The track-only special is takes its name from the Vulcan bombers which operated from the former airbase that is now Aston Martin‘s Gaydon plant. This extreme machine is certainly not for the faint of heart. We’ve been looking at the Vulcan via the incredible numbers it offers – here are our five favourite and, as always, beautiful high-res photos too.
12 – the number of cylinders
Aston Martin loves a V12 – the big, silky smooth engines produce a distinctive sound and currently see service in the Vantage, the Vanquish and DB9. The one in the Vulcan, however, is a little more special. While the basic block is much the same as the road going examples, the heavy use of knowledge gained from the brand’s success in sports car racing sees a vast development to the unit. The engine is mounted ahead of the driver, but behind the front wheels for optimum weight distribution. All this sees total power output stand at…
800 – power output in horsepower
…and that’s a conservative estimate. Despite a wild aerodynamic kit, which will inevitably sacrifice a little straight line performance for cornering grip (and therefore quicker lap times), top speed is likely to still beat 200mph. All that power is transmitted to the road via a motorsport derived six-speed sequential gearbox.
The noise it should make getting there, if the preview videos are anything to go by, should be magnificent. The side mounted exhausts will spit flames on downshifts during heavy braking. As if it needed any more visual drama!
1,350 – the Vulcan’s weight in kilos
Remarkably, the car weighs no more than a Volkswagen Golf. This has been achieved through the extensive use of exotic manufacturing materials. The entire chassis is constructed from a carbon fibre tub, while the body panels are made from the same material. With all of this potential for high speeds, some serious brakes are needed, which is why Aston Martin turned to Brembo. The Italian company has produced huge callipers to grip the 380mm carbon ceramic discs, which will help drivers to turn into corners harder and brake later than they thought possible.
24 – the Vulcan’s production run
Upon sitting inside, it’ll be easy to see what a bespoke vehicle the Vulcan is. Much of the dashboard is a single carbon fibre wing, helping the driver to feel cocooned, and focussed on the ‘sawn-off’ steering wheel and digital readout. Lightweight bucket seats keep the driver and passenger snug, while a full roll cage keeps them safe. That limited production run can perhaps go some way to explaining the price, too…
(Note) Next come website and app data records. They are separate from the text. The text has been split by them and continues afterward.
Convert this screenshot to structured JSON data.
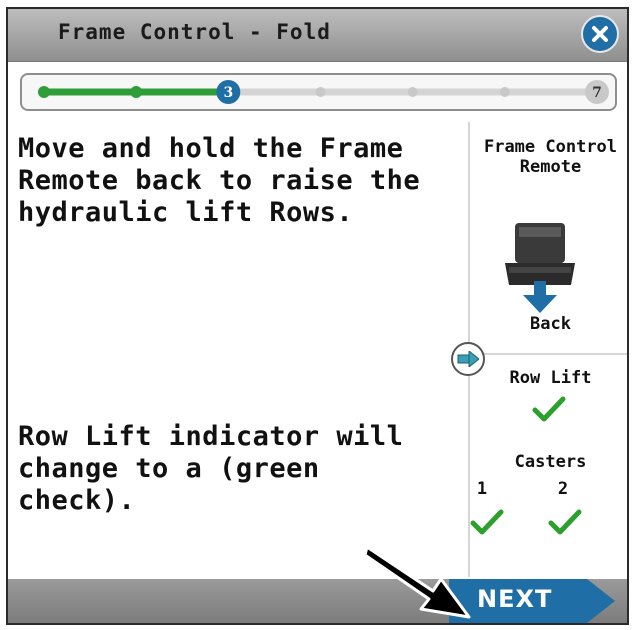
{
  "title": "Frame Control - Fold",
  "progress": {
    "current_step": "3",
    "total_steps": "7",
    "step_count": 7,
    "current_index": 3,
    "completed_color": "#2e9d3a",
    "current_color": "#1f6ea6",
    "pending_color": "#d4d4d4"
  },
  "instructions": {
    "top": "Move and hold the Frame Remote back to raise the hydraulic lift Rows.",
    "bottom": "Row Lift indicator will change to a (green check)."
  },
  "side_panel": {
    "remote_title": "Frame Control Remote",
    "back_label": "Back",
    "row_lift_label": "Row Lift",
    "casters_label": "Casters",
    "caster_1": "1",
    "caster_2": "2"
  },
  "footer": {
    "next_label": "NEXT"
  },
  "colors": {
    "accent": "#1f6ea6",
    "check": "#2ca02c",
    "title_bar": "#a8a8a8"
  },
  "icons": [
    "close-icon",
    "remote-icon",
    "down-arrow-icon",
    "right-arrow-icon",
    "check-icon",
    "pointer-arrow-icon"
  ]
}
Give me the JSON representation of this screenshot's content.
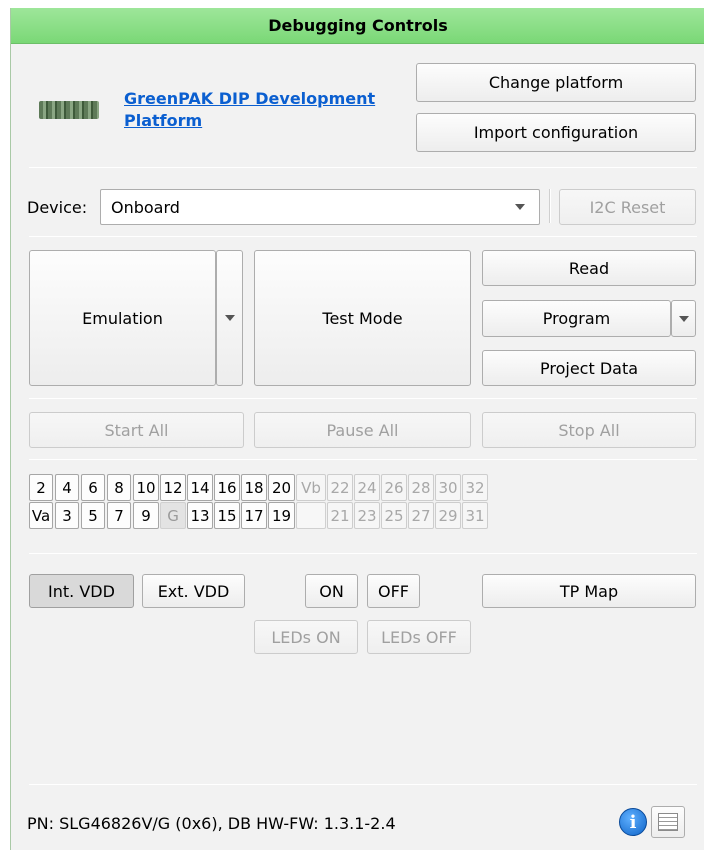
{
  "title": "Debugging Controls",
  "platform": {
    "name": "GreenPAK DIP Development Platform",
    "change_label": "Change platform",
    "import_label": "Import configuration"
  },
  "device": {
    "label": "Device:",
    "value": "Onboard",
    "i2c_reset_label": "I2C Reset"
  },
  "modes": {
    "emulation_label": "Emulation",
    "test_mode_label": "Test Mode",
    "read_label": "Read",
    "program_label": "Program",
    "project_data_label": "Project Data"
  },
  "controls": {
    "start_all": "Start All",
    "pause_all": "Pause All",
    "stop_all": "Stop All"
  },
  "pins": {
    "top_row": [
      "2",
      "4",
      "6",
      "8",
      "10",
      "12",
      "14",
      "16",
      "18",
      "20",
      "Vb",
      "22",
      "24",
      "26",
      "28",
      "30",
      "32"
    ],
    "bottom_row": [
      "Va",
      "3",
      "5",
      "7",
      "9",
      "G",
      "13",
      "15",
      "17",
      "19",
      "",
      "21",
      "23",
      "25",
      "27",
      "29",
      "31"
    ]
  },
  "power": {
    "int_vdd": "Int. VDD",
    "ext_vdd": "Ext. VDD",
    "on": "ON",
    "off": "OFF",
    "tp_map": "TP Map",
    "leds_on": "LEDs ON",
    "leds_off": "LEDs OFF"
  },
  "footer": {
    "status": "PN: SLG46826V/G (0x6), DB HW-FW: 1.3.1-2.4",
    "info_icon": "i"
  },
  "icons": {
    "board": "board-thumbnail-icon",
    "info": "info-icon",
    "log": "log-window-icon"
  },
  "colors": {
    "title_bar": "#7ad876",
    "link": "#0b5fd0",
    "info": "#0f64c8"
  }
}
1.8 million – the price in Pounds Sterling
If you’re not intimidated enough by the monstrous engine, flame-spitting exhaust and the incredible rarity, then perhaps the astronomical price might seal the deal. It includes full race driving instruction from Darren Turner – Aston Martin racing driver and former winner of the Le Mans 24 hours. As well as training in some of Aston’s less extreme models, it is possible to spend time in Turner’s simulator, to gain extra knowledge and techniques in a safe environment away from the track.